### To do
Emit all the data exactly as provided.

### Exercise material
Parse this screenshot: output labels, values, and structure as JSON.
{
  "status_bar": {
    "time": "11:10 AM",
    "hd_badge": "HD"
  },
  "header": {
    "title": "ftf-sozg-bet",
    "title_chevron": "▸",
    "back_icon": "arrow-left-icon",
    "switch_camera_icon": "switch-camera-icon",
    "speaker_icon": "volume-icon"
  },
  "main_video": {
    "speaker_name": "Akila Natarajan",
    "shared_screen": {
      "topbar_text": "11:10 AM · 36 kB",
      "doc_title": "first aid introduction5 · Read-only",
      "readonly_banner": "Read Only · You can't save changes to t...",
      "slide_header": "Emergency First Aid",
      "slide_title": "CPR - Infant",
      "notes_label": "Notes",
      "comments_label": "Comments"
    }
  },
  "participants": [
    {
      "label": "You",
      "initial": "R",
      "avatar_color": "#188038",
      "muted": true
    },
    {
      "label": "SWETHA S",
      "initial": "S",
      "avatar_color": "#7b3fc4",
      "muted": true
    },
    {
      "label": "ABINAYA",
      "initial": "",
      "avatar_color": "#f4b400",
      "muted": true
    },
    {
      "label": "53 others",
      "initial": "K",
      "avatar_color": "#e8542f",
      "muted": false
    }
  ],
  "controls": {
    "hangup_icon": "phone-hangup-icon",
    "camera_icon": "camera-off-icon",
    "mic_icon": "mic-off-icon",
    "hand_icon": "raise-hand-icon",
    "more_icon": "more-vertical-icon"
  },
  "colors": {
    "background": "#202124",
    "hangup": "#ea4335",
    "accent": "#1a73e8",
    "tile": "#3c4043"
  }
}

### Answer for the task
Parse this screenshot: output labels, values, and structure as JSON.
{
  "status_bar": {
    "time": "11:10 AM",
    "hd_badge": "HD"
  },
  "header": {
    "title": "ftf-sozg-bet",
    "title_chevron": "▸",
    "back_icon": "arrow-left-icon",
    "switch_camera_icon": "switch-camera-icon",
    "speaker_icon": "volume-icon"
  },
  "main_video": {
    "speaker_name": "Akila Natarajan",
    "shared_screen": {
      "topbar_text": "11:10 AM · 36 kB",
      "doc_title": "first aid introduction5 · Read-only",
      "readonly_banner": "Read Only · You can't save changes to t...",
      "slide_header": "Emergency First Aid",
      "slide_title": "CPR - Infant",
      "notes_label": "Notes",
      "comments_label": "Comments"
    }
  },
  "participants": [
    {
      "label": "You",
      "initial": "R",
      "avatar_color": "#188038",
      "muted": true
    },
    {
      "label": "SWETHA S",
      "initial": "S",
      "avatar_color": "#7b3fc4",
      "muted": true
    },
    {
      "label": "ABINAYA",
      "initial": "",
      "avatar_color": "#f4b400",
      "muted": true
    },
    {
      "label": "53 others",
      "initial": "K",
      "avatar_color": "#e8542f",
      "muted": false
    }
  ],
  "controls": {
    "hangup_icon": "phone-hangup-icon",
    "camera_icon": "camera-off-icon",
    "mic_icon": "mic-off-icon",
    "hand_icon": "raise-hand-icon",
    "more_icon": "more-vertical-icon"
  },
  "colors": {
    "background": "#202124",
    "hangup": "#ea4335",
    "accent": "#1a73e8",
    "tile": "#3c4043"
  }
}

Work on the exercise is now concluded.